— WORK TO COMPLETE —
Return the lines below that contain the word "social".

— ENTRIES SHOWN —
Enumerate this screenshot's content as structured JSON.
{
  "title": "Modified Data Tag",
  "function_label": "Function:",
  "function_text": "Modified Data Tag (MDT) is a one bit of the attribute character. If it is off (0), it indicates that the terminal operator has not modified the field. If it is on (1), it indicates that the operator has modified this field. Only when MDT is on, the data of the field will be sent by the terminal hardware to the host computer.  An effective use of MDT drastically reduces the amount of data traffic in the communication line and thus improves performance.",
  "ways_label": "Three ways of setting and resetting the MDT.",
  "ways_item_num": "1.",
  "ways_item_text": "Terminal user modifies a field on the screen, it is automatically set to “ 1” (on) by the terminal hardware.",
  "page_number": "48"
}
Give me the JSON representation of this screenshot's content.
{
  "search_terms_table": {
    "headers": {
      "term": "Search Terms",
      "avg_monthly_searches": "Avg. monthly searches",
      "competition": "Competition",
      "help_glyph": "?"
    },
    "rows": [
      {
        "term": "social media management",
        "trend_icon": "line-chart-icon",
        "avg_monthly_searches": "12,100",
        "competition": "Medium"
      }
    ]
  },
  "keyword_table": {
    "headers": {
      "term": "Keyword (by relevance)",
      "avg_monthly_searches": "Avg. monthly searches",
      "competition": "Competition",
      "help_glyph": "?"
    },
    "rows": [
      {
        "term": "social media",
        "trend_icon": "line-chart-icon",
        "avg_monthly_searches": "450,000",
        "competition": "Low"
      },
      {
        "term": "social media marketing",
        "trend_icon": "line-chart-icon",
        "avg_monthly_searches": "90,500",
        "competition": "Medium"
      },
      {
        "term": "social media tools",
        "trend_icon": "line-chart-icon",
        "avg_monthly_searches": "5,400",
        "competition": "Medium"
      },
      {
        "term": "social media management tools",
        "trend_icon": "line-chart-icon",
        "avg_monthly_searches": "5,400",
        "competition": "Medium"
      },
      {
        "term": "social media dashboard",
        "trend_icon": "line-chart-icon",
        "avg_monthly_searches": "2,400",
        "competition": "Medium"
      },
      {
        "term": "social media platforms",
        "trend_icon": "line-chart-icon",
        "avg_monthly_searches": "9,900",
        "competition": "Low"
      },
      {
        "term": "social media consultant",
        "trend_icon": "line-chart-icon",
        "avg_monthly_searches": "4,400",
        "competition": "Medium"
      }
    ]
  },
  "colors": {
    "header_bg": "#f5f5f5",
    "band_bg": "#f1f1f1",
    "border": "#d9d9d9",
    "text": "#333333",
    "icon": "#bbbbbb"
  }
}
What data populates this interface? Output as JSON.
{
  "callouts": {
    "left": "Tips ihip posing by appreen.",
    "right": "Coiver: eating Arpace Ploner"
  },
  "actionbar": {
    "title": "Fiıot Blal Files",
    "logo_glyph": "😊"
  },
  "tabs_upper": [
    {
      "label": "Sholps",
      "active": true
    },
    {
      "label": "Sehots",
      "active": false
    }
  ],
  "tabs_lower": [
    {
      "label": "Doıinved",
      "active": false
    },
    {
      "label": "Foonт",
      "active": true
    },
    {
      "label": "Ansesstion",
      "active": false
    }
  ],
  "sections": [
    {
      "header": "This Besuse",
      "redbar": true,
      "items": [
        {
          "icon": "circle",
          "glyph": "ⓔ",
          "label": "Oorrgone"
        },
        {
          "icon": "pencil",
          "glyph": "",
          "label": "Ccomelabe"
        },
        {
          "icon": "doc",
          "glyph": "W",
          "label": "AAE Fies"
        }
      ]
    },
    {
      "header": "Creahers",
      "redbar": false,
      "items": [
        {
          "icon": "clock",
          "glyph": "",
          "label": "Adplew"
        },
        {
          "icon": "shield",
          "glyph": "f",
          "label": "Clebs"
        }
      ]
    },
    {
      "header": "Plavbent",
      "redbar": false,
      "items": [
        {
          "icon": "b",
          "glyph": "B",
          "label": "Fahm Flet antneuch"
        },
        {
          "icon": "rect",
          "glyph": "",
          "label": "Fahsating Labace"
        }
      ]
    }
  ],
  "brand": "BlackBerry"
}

— THE COMPLETED TASK —
        "term": "social media management",
        "term": "social media",
        "term": "social media marketing",
        "term": "social media tools",
        "term": "social media management tools",
        "term": "social media dashboard",
        "term": "social media platforms",
        "term": "social media consultant",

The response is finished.